immersion, and provided further evidence that ice slurry ingestion may enhance

performance via thermoreceptive/sensory mechanisms.

As a result of the findings showing that the ice slurry precooling method was

consistently associated with higher end point rectal temperatures in Studies 1 and 2,

Study 3 was performed to determine whether ingesting a small bolus of ice slurry

(1.25 g·kg-1) was able to increase maximal voluntary isometric contraction (MVC)

torque under conditions of heat strain. The results showed that following exerciseinduced

hyperthermia, ice slurry ingestion significantly increased mean torque

production during a 2-min sustained MVC of the elbow flexors, compared with the

ingestion of 40°C fluid (30.75 ± 16.40 vs. 28.69 ± 14.88 Nm; P = 0.001). This was

despite run times to exhaustion (P = 0.530), end rectal (P = 0.934) and skin

temperatures (P = 0.922) as well as heart rate (P = 0.830) being similar between

trials. The mechanisms responsible for this improvement with ice slurry ingestion

may therefore be an adjustment in afferent feedback relayed from internal

thermoreceptors pertaining to the thermal state of the body, and/or

activation/suppression of brain regions associated with reward, pleasure, motivation

or fatigue.

The main findings from this PhD thesis were that ice slurry ingestion was an

effective, practical precooling manoeuvre for prolonging submaximal running time

in the heat, and comparable to the current “gold standard” cold water immersion

method. Furthermore, ice slurry ingestion was able to prolong running time in the

heat by increasing the rectal temperature tolerable before exercise termination.

Finally, ice slurry ingestion may enhance exercise performance in conditions of heat

strain via thermoreceptive/sensory mechanisms. Due to its’ practicality for use in the

field, ice slurry ingestion may be a more preferred form of precooling than

traditionally used strategies.

I made it small because it's really boring and wordy. It basically says that when it's hot, run performance increases when athletes can stay cool. Duh. They claim that ice water isn't cold enough to make a difference to core temperature, so they experimented with internal pre-cooling by having athletes consume an ice slurry before their workout.
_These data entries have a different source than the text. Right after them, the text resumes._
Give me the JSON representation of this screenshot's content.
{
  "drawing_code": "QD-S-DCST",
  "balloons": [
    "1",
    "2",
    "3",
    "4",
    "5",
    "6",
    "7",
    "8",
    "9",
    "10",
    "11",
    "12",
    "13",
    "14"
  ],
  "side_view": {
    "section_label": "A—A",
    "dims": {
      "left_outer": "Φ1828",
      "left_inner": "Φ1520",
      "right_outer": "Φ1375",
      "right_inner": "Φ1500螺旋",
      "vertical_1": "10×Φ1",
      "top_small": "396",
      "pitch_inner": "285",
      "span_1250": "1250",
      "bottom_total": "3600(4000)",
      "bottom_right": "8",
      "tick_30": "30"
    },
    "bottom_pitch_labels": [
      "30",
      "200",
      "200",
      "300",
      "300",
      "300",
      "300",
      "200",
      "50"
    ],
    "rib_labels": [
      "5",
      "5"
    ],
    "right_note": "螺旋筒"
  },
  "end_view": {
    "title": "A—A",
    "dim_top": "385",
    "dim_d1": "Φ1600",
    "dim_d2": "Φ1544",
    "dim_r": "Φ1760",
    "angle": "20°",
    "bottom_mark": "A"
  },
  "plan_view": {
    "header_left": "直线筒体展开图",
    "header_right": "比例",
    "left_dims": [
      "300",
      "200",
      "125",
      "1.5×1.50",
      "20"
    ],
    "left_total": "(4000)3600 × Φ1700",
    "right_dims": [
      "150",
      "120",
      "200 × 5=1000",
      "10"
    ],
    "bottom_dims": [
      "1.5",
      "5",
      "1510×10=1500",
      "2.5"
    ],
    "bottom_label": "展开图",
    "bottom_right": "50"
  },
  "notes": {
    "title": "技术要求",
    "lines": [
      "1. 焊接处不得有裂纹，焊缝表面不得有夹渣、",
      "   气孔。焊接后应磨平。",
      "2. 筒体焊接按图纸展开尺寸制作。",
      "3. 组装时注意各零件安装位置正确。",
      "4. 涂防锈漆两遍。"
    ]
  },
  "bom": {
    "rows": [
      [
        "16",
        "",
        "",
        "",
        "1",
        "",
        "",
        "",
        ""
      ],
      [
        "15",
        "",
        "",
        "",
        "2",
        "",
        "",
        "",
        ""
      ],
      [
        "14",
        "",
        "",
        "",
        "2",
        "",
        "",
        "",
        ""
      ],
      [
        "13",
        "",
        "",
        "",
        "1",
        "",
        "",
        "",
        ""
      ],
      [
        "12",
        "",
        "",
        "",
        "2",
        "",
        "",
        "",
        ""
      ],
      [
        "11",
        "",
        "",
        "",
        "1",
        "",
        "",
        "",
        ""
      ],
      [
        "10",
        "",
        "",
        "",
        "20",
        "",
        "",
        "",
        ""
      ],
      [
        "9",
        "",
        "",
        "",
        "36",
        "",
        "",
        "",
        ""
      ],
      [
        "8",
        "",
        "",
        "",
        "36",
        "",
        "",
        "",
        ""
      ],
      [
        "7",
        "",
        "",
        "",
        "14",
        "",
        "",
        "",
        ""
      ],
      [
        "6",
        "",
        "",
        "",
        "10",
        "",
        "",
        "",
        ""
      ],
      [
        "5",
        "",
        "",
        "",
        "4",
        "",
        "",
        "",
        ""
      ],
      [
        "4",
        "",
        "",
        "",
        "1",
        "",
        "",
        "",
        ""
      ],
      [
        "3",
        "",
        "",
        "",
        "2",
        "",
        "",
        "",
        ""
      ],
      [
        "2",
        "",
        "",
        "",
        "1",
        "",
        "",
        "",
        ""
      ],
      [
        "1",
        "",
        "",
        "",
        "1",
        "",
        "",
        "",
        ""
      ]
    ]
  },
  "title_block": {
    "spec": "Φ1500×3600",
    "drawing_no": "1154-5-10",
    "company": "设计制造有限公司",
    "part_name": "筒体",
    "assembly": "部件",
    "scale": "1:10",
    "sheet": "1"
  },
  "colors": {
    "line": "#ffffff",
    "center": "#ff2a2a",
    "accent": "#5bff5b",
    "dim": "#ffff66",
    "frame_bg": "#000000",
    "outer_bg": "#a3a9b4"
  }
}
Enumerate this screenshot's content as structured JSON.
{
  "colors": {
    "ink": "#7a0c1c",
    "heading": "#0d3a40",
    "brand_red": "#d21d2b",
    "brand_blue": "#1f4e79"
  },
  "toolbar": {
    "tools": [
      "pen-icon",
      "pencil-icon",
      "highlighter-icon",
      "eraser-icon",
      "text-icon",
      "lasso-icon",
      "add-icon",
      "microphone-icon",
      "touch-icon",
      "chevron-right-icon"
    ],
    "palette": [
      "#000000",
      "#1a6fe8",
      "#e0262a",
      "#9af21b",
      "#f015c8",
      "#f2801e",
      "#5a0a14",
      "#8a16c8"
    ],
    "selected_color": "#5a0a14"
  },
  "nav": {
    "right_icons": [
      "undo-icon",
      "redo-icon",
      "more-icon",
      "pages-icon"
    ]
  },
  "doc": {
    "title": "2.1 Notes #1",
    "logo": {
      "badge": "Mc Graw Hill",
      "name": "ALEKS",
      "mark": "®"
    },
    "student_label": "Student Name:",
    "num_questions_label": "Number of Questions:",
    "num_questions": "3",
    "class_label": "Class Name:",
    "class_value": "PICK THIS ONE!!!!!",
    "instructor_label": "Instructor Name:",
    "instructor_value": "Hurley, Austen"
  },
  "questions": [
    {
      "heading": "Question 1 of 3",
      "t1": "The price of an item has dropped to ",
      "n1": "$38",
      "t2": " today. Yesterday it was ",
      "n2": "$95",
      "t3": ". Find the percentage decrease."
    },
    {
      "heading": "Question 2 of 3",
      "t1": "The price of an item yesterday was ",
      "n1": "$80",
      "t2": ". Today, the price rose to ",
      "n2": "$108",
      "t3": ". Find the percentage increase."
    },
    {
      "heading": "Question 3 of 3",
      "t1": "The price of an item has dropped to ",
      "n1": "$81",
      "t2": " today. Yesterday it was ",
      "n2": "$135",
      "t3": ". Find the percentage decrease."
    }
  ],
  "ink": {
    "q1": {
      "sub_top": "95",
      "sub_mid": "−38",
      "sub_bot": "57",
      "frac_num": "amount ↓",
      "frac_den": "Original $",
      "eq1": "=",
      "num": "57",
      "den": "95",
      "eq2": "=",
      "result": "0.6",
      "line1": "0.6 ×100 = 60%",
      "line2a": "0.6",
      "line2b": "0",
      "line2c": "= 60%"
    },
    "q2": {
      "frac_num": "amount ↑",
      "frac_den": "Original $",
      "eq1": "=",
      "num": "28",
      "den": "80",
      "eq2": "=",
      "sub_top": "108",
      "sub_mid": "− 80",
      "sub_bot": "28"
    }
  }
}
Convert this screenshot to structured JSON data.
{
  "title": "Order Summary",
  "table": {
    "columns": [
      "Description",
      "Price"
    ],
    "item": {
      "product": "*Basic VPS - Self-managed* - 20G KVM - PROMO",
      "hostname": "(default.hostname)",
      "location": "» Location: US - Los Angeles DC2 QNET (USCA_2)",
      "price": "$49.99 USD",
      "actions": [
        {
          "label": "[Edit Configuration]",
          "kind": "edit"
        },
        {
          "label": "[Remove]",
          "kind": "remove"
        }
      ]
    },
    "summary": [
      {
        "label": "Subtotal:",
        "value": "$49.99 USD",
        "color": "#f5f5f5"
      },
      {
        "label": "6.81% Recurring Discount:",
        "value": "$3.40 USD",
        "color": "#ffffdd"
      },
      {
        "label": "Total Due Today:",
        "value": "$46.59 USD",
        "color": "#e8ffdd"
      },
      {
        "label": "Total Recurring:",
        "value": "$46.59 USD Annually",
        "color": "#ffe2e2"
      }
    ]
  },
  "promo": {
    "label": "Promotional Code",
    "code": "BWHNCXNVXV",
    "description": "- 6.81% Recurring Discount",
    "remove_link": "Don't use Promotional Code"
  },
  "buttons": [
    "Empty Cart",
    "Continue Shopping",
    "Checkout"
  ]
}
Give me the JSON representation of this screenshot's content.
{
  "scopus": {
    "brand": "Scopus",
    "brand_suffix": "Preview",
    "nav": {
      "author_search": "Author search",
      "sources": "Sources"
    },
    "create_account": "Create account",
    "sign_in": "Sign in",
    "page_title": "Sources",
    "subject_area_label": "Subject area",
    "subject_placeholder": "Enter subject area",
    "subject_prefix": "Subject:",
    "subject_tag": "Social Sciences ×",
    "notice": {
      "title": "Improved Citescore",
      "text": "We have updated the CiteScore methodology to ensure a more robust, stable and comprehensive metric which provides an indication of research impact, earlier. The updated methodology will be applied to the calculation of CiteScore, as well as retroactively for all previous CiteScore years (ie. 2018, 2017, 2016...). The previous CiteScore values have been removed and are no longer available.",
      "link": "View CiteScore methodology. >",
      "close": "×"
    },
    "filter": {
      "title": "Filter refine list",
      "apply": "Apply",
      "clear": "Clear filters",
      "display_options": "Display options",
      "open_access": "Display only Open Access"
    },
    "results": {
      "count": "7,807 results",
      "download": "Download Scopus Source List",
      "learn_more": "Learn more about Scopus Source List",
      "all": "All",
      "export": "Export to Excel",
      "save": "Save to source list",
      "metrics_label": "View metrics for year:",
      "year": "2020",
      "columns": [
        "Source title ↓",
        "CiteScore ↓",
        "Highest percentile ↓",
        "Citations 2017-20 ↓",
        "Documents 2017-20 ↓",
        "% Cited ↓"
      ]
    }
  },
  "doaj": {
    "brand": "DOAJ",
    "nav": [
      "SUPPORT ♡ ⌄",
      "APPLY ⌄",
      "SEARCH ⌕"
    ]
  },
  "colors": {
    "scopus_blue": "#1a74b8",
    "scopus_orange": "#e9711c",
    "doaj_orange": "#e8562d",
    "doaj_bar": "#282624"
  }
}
They found, through several methods - including rectal temperature measurements, which I have no intention of duplicating - that yep, runners stayed cooler and ran longer when they used this form of pre-cooling.

My experiment consisted simply of drinking a slurpee on my way to run group. I like slurpees, but don't drink a lot of them, so I was eager to take part in my informal study. I didn't read their whole thesis to see if there was a recommended dosage (i.e. mL to body weight ratio?), I simply bought a small coke slurpee and drank most of it. I didn't finish it because I was sick of it by the time I got about 3/4 of the way through.

The test subject.

Did I run better? I'm not sure... ah, science can be so inexact. I'd probably have to replicate this study many times, using more research subjects; I wonder if I can get a grant for that? I had an ok run, still super sweaty betty though. I did feel a bit nauseous at the start, probably because I had a stomach full of coke syrup. And I burped a few times. I did have a lot of kick at the end, maybe because of all the sugar? I don't have conclusive results; as I mentioned I skipped the before and after rectal temperature probe. Ha.

In the future, I think I'd rather have a glass of ice water before a hot run. Or maybe a snow cone, perhaps I should try this next week with a snow cone...


  1. Let me know how the test subject sleeps tonight after a late in the day coke. Glad you skipped the rectal probing, that's only necessary if you're abducted by aliens:)Kiki

  2. Umm yeah, that may explain why I'm up right now! Or maybe because Jason got me all van crazy again.

  3. Runner's World had a similar article. I haven't read the whole thing yet. May be I should test it out and see.....

  4. science is amazing. and refreshing.